Portugal’s Communist Party on Wednesday said it would be willing to support a Socialist-led government, confirming a leftist bid to block the emergence of a minority right-wing government.

“There is a sufficient majority of MPs to form a government led by the Socialist Party,” party secretary general Jeronimo de Sousa said following talks with President Anibal Cavaco Silva.

On Tuesday evening, Socialist leader Antonio Costa and Left Bloc spokeswoman Catarina Martins said they were ready to join forces despite their differences over Portugal’s membership of the eurozone and renegotiation of the country’s debt.

Outgoing Prime Minister Pedro Passos Coelho, whose right-wing coalition won the October 4 election but lost its absolute majority, also staked his claim on the premiership.

The Socialist Party, the Left Bloc, which is allied with Greece’s anti-austerity Syriza party, and the Communists won 122 of the parliament’s 230 seats, compared with 107 for the right-wing coalition.

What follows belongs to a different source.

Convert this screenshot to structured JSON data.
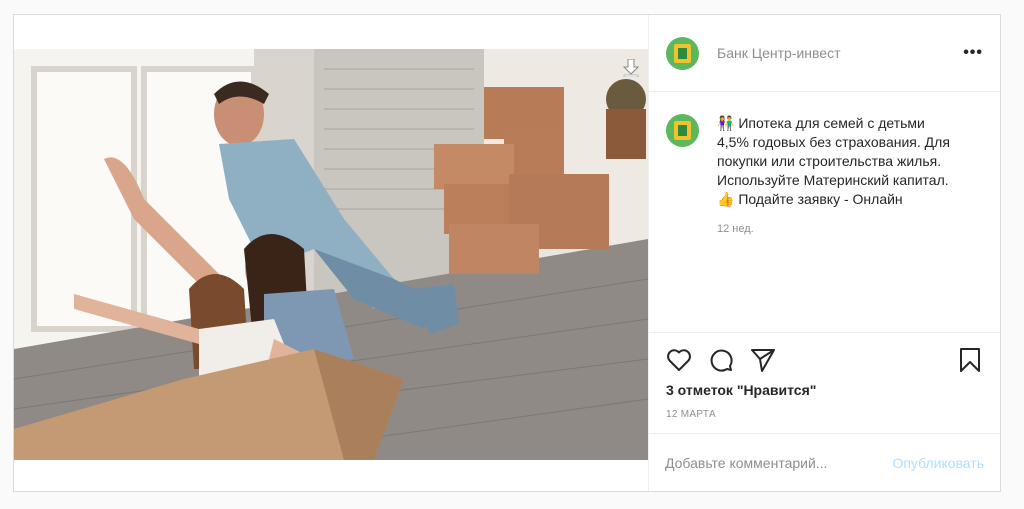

All eyes are now on the president who must chose who to tap as the next head of government after consulting with all the parties in parliament.

Such consultations, which are required by the constitution, are due to end later on Wednesday.

Most analysts believe Cavaco Silva will respect the Portuguese tradition of naming the leader whose bloc won the most parliamentary seats — in this case, Passos Coelho.

Meanwhile, senior EU officials on Wednesday warned Portugal could face consequences for failing to present its draft budget for 2016 on time.

Speaking to reporters in Brussels, Valdis Dombrovskis, EU vice president for the euro, said Portugal’s draft budget had been due to reach Brussels by an October 15 deadline.

“It is not out of the question that we could take measures,” he said, without saying what such measures could involve.

Portugal is the first country to fail to meet the October 15 deadline for sending budgets to the European Commission since a set of new rules for harmonising cross-border economic governance were put in place in 2013.

Dombrovskis said he was in “constant contact” with the Portuguese authorities.

Portugal’s outgoing government had on October 12 said it would submit its overdue budget, but said it was the only body able to do so following the October 4 elections.

Approval of the 2016 would be one of the first hurdles facing the new government once its makeup is ensured.